At three OClock this morning, I received a Letter from Genl McDougal inclosing three from Colo. Huntingdon, Copies of the whole of which, I have transmitted.2 By these you will perceive, the impression which a part of General How’s Army has made into Connecticut, and the prospect they had of destroying such of our Stores as were deposited in Danbury, which unfortunately, were but too large & considerable, if the Event has taken place. A circumstance, perhaps more to be regretted, is, that the Enemy marched through a strong & rough Country and were near that place, without the smallest Opposition. I have no other information upon the Subject, than what these papers contain, but we have little ground to expect, that they have not accomplished their purpose. Further intelligence will be probably received to day or to morrow, when I shall be happy to hear, that they have paid for their Enterprize; of this I confess however, I am not very sanguine in my expectations. This post had been considered as a proper depository for Stores by Gentlemen acquainted with it, and its security not thought questionable, whilst Troops were passing through it. I had also directed, that as many of the drafts in Connecticut, as the place was capable of accommodating, should be collected there and innoculated to answer the purpose of a guard, hoping by the time of their recovery, that the situation of the Army would be such, as to admit a strong one to be stationed there and continued; but unhappily for us, such languor and supineness prevails every where, that we seem unable to effect any point we wish, though never so important and interesting. So early as the 6th of March, I wrote Govr Trumbull, earnestly requesting Two Thousand Militia to be sent to Genl McDougal to be employed at pecks Kills and on the communication in West Chester County for Six Weeks: With this requisition he most readily complied, so far as his orders were necessary, and, I am certain, his influence would extend. This I have repeated, and this Supply he has exerted himself to furnish—Yet so ineffectual have his endeavours been, that not more than Eight Hundred had come out by Genl McDougals return on the 17th Instt—nor did he expect more from the accounts he had. In a word, Sir, no expedient or pains have been unattempted by me, to bring on Troops & to keep our Affairs on a favourable footing.

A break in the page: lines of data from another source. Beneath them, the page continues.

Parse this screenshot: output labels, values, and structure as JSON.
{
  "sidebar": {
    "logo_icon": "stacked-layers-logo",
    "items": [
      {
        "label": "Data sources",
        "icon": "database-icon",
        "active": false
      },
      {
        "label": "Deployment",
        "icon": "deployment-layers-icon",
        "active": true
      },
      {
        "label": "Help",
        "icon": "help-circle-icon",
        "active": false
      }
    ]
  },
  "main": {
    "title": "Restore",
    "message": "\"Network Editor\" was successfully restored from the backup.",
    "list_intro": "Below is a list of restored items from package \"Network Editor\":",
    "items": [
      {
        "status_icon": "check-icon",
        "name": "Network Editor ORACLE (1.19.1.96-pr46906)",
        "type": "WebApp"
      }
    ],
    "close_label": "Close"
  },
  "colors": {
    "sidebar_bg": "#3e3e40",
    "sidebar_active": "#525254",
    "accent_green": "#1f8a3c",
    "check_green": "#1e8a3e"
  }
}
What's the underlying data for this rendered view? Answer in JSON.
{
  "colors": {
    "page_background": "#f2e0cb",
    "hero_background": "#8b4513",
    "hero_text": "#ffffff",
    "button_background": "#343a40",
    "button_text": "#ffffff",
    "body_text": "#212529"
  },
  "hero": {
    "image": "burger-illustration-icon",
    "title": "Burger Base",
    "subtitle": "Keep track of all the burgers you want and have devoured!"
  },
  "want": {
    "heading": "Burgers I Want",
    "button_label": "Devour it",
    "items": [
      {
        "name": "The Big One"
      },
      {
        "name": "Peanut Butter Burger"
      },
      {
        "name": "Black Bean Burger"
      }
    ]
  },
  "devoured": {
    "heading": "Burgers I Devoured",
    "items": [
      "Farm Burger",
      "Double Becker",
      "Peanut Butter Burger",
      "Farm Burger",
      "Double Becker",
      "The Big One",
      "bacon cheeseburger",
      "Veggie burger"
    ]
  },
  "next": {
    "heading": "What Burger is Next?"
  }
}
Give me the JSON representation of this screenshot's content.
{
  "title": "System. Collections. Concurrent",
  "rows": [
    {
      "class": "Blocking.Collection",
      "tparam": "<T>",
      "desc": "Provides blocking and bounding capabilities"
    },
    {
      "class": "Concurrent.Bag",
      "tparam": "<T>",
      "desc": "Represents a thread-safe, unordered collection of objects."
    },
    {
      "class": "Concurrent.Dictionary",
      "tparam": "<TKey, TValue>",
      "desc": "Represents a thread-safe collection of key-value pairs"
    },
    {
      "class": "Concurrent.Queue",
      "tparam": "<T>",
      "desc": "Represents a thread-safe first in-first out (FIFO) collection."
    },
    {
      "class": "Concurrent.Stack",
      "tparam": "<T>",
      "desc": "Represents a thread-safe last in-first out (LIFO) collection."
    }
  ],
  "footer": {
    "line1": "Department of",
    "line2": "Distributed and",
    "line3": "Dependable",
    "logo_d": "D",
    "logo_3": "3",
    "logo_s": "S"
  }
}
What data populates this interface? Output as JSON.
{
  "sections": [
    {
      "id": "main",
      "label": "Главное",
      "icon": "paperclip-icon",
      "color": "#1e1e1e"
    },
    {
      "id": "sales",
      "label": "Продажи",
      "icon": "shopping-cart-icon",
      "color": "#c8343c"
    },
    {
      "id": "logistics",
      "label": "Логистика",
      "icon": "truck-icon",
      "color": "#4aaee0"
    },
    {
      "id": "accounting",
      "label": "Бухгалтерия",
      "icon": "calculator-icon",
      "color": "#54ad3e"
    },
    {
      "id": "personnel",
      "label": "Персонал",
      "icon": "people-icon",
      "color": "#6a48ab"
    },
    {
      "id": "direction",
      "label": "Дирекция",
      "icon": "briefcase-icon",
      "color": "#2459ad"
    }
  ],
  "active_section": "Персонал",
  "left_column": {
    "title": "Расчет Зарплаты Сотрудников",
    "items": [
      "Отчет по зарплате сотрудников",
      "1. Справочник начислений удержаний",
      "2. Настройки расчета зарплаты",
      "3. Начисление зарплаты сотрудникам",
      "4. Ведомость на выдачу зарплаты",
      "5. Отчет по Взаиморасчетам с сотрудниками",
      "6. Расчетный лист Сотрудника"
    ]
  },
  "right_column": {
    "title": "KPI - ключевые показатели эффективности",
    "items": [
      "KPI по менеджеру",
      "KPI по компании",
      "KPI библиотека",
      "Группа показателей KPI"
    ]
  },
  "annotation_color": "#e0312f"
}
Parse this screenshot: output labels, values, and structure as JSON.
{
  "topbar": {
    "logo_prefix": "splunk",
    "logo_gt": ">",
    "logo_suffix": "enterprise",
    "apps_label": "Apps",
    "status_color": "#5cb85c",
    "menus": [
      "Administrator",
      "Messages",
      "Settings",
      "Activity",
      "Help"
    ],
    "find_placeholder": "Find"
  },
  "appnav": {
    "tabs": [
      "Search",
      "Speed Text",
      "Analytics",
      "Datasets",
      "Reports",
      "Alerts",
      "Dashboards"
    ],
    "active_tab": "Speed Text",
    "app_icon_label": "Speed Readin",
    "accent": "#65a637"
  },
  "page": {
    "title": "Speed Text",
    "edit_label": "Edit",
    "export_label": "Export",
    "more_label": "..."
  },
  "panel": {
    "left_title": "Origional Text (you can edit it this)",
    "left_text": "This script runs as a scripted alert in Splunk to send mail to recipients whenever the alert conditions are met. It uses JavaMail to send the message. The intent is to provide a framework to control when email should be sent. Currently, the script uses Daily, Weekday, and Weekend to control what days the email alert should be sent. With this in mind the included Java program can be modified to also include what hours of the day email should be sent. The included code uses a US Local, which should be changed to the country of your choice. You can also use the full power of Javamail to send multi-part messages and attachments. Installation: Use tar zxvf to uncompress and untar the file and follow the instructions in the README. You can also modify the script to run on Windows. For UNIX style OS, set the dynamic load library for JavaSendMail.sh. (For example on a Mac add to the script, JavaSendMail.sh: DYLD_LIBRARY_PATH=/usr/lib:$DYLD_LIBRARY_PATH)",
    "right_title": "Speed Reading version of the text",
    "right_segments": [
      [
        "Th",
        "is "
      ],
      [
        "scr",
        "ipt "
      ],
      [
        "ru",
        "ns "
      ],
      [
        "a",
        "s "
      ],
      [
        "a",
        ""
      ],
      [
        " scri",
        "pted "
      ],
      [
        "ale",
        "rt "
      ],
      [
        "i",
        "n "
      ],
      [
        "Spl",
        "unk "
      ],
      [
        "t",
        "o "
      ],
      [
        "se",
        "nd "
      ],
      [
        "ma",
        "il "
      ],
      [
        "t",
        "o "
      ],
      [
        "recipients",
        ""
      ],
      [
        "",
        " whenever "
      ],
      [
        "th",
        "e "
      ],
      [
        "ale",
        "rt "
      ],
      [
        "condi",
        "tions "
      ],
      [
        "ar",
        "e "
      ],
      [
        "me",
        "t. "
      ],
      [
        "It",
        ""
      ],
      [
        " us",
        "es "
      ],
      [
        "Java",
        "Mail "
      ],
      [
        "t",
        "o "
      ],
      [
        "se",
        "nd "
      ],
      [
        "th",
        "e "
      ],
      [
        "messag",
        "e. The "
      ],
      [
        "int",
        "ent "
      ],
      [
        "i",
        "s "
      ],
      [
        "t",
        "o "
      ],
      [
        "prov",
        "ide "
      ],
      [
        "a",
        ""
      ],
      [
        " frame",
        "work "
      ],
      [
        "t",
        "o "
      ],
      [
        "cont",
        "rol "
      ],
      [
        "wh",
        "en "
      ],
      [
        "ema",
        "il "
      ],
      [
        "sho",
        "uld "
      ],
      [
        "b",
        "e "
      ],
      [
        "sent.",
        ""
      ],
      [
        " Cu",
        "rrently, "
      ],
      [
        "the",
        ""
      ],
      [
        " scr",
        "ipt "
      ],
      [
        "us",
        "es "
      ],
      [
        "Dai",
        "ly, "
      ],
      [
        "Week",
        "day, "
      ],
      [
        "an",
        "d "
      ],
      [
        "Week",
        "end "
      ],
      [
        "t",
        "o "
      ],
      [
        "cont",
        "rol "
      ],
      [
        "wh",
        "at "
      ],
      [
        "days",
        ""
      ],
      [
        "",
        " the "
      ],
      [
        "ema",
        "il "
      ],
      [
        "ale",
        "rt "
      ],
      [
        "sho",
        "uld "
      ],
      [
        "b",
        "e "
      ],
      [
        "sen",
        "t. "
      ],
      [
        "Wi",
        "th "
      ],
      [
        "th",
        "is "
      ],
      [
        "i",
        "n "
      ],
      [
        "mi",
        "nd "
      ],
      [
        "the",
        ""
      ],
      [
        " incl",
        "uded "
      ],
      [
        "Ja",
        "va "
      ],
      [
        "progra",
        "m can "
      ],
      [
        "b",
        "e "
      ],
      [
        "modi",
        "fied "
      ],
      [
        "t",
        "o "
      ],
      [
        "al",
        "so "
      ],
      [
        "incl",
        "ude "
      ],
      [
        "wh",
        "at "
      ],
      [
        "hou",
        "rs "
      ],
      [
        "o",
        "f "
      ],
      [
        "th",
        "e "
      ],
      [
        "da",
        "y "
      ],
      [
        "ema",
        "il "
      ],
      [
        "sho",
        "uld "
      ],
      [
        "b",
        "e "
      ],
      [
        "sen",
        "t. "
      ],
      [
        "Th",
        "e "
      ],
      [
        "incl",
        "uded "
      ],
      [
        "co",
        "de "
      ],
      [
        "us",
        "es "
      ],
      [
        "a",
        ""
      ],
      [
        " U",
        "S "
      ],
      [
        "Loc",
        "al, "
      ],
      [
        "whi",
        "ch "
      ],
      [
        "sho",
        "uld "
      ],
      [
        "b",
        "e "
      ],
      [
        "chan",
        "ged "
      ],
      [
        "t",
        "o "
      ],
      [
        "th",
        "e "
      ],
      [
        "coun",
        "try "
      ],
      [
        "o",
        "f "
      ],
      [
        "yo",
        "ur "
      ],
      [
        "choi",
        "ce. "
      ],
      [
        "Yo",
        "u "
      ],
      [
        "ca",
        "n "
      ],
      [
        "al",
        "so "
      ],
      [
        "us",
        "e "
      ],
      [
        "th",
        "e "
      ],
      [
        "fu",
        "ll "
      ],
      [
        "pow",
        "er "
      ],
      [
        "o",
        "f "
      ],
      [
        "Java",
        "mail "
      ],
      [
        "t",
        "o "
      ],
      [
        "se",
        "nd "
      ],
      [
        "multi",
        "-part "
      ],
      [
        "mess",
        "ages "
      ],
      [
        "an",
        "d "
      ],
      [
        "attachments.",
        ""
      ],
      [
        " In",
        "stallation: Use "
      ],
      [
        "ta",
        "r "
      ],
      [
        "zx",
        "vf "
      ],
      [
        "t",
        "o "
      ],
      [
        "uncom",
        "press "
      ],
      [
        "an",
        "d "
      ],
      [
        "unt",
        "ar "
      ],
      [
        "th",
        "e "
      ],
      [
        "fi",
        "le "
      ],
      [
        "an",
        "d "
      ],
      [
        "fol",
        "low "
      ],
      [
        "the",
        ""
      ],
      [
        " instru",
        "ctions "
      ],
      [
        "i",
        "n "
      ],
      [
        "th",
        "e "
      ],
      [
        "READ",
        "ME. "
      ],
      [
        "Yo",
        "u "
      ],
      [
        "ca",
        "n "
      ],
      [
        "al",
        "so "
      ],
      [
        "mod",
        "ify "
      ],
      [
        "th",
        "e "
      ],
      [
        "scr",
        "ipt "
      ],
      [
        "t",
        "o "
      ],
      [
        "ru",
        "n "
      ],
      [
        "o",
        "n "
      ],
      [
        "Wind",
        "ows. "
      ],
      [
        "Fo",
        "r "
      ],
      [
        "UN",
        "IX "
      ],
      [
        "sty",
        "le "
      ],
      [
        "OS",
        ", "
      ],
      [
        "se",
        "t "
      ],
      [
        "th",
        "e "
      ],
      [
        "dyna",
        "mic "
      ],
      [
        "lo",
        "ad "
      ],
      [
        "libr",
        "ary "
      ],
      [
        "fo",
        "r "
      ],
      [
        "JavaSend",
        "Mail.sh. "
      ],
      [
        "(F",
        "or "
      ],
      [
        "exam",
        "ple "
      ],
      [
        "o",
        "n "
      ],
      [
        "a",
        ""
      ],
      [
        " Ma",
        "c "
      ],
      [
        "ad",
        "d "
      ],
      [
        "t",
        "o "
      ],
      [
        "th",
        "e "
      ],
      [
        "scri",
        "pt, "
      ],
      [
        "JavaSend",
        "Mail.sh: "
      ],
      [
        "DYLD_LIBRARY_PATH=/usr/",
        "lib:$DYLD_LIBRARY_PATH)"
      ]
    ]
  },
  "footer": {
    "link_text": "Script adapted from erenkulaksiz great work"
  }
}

I would again mention, the case of our prisoners with the Enemy, and pray that the Secret Committee would send to Mr Boudinot supplies of Money for them, as early, as possible. they are in great distress, and many Officers have lately escaped contrary to the tenor of their parole, some of whom now here, urging that necessity compelled them to the measure. I have the Honor to be with great respect Sir Yr Most Obedt Servt
LS, in Robert Hanson Harrison’s writing, DNA:PCC, item 152; Df, DLC:GW; copy, DNA:PCC, item 169; Varick transcript, DLC:GW. Congress read this letter on 30 April, and on 1 May it was referred to the committee of intelligence (JCC description begins Worthington Chauncey Ford et al., eds. Journals of the Continental Congress, 1774-1789. 34 vols. Washington, D.C., 1904–37. description ends , 7:314, 319).
1. At this place on the LS manuscript, Harrison first wrote “beleive.” He then struck out that word and wrote “doubt” to the right of it.